Well, that clears that up
Anthony Douglas Elonis didn't take it well when his wife of seven years left him, taking their two kids with her. He assumed the persona of "Tone Dougie," and took to Facebook to post "rap" lyrics he'd written. While Jay Z had nothing to fear from Elonis' entry into the field, his wife believed she did, and in truth Elonis' lyrics went well beyond the violence and misogyny customary in the genre. That earned him a conviction under 18 USC 875(c), which makes it a crime to transmit in interstate commerce "any communication containing a threat ... to injure the person of another," and a 44-month prison sentence.
On Monday, in Elonis v. US, the Supreme Court reversed his conviction. Let's take a look at why, and see if that has any ramifications for Ohio's statutes on menacing.
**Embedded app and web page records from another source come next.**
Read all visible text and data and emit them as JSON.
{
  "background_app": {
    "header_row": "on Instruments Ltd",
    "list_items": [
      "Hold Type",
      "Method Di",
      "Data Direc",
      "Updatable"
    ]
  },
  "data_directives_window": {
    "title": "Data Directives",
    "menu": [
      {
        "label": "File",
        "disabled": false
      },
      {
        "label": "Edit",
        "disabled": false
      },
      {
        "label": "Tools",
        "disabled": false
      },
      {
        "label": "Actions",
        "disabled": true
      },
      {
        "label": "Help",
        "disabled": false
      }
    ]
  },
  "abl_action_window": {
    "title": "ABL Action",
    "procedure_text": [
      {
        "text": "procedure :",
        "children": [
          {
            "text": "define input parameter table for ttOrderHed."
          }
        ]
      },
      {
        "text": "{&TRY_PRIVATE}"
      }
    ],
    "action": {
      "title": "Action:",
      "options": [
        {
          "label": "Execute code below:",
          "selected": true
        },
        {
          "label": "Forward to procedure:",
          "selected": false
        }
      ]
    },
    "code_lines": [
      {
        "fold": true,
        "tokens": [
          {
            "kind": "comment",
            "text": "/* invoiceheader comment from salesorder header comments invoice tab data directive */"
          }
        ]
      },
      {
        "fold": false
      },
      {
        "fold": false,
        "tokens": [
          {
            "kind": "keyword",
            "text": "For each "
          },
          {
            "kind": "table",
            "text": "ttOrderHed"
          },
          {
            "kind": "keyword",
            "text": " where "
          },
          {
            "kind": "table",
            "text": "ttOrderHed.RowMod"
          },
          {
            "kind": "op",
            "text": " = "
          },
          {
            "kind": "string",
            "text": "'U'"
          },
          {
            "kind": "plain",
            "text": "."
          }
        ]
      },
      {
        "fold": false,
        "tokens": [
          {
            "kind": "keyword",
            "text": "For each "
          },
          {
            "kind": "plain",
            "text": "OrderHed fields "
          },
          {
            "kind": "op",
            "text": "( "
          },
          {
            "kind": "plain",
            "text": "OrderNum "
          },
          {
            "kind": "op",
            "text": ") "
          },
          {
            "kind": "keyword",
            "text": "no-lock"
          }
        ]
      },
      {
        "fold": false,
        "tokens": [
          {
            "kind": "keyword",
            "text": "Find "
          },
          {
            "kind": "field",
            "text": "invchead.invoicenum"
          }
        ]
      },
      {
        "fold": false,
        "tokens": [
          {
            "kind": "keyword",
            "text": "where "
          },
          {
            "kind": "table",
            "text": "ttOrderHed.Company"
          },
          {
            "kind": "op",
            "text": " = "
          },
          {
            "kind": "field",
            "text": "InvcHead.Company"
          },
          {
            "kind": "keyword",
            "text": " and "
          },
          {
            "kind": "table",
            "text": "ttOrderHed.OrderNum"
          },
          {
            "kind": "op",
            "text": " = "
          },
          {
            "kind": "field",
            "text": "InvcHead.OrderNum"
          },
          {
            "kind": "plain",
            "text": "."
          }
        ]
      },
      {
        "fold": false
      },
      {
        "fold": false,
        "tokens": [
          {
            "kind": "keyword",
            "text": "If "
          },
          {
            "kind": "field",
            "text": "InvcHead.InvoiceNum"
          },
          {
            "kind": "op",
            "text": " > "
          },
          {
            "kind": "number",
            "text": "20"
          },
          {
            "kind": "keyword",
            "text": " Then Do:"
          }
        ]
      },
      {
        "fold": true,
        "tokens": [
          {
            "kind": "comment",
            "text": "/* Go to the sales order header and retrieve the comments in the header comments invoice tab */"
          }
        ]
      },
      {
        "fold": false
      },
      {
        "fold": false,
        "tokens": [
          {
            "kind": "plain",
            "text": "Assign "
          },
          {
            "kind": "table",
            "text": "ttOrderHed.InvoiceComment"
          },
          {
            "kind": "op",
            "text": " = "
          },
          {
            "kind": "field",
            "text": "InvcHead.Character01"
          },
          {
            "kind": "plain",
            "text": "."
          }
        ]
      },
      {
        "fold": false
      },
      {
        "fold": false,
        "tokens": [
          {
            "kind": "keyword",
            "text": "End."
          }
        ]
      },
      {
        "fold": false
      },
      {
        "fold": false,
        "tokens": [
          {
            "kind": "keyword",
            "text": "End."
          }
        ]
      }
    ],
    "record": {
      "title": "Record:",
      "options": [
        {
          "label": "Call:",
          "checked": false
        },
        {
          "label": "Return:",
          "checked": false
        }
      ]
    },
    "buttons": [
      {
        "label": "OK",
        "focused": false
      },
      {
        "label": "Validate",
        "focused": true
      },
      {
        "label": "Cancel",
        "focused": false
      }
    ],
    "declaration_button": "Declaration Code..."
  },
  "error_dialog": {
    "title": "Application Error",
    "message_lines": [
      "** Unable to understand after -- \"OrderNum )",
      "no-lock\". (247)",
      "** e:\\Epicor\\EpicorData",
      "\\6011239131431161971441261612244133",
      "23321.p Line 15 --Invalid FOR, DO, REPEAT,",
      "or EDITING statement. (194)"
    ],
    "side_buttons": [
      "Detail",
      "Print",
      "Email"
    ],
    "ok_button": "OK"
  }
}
The issue in Elonis was the scienter requirement of the statute. The government had elicited from the various witnesses (Elonis was charged not only with threatening his ex-wife, but park employees and the FBI) that they felt threatened by the communications. Elonis' defense was that he didn't intend to communicate a threat, and asked for a jury instruction that the government must prove that he did. The trial court denied it, and the government played that up in closing argument, telling the jury that "it doesn't matter what he thinks"; as long as the victims felt threatened, Elonis' intent was irrelevant.
Alito's concurring and dissenting opinion (Thomas filed a full dissent) contends that the majority simply makes the situation more confusing, and it's not hard to see why. Roberts begins by rejecting both Elonis' and the government's interpretation of the statute. Elonis contends here, as he did at the trial court, that the government must show that he specifically intended to threaten harm, but that's a bridge too far for Roberts: "an anonymous letter that says 'I'm going to kill you' is 'an expression of an intention to inflict loss or harm' regardless of the author's intent." But he also disagrees with the government's contention that no intent to threaten is necessary.
So what is required? The majority concludes that the fact that the statute does not specify an intent doesn't mean that one isn't required. The opinion then launches into a discussion of the concept of scienter, concluding that "although there are exceptions, the 'general rule' is that a guilty mind is 'a necessary element in the indictment and proof of every crime.'" Roberts then cites several cases where the Court found that the defendant must have some reason to recognize that his conduct is against the law. In the lead case on this, Morissette v. U.S., the defendant had taken some spent shell casings from a government bombing range, believing them to have been abandoned. He was charged with "knowingly converting government property," and at trial the jury was instructed that the only thing the government had to prove is that the defendant had knowingly taken the property without permission. The Court reversed, holding that Morissette had to know not only that he was taking the casings, but that someone still had property rights to them; his conviction couldn't stand "if he truly believed the casings to be abandoned."
So where does this get us with Elonis? Not far, it turns out; the majority concludes that since Elonis' intent was never considered at trial, his conviction
was premised solely on how his posts would be understood by a reasonable person. Such a "reasonable person" standard is a familiar feature of civil liability in tort law, but is inconsistent with "the conventional requirement for criminal conduct-- awareness of some wrongdoing." Having liability turn on whether a "reasonable person" regards the communication as a threat--regardless of what the defendant thinks--"reduces culpability on the all-important element of the crime to negligence."
And there the Court calls it a day. The opinion announced in its first paragraph that "the question is whether the statute also requires that the defendant be aware of the threatening nature of the communication, and -- if not -- whether the First Amendment requires such a showing." Having decided the issue on statutory grounds, there's no need to consider the constitutional issue. In fact, Roberts refuses to address the question of what mens rea beyond negligence is required, specifically leaving for another day whether recklessness is sufficient.
So the bottom line on Elonis is that it decides only that a defendant cannot be convicted of communicating a threat based on whether the victim perceived it as such. No First Amendment issue, no determination of exactly what intent is required.
There's also no application of Elonis to Ohio's menacing statutes: both the aggravated menacing and the menacing by stalking statutes prohibit a person from "knowingly" causing another to believe that the offender will cause physical harm or mental distress.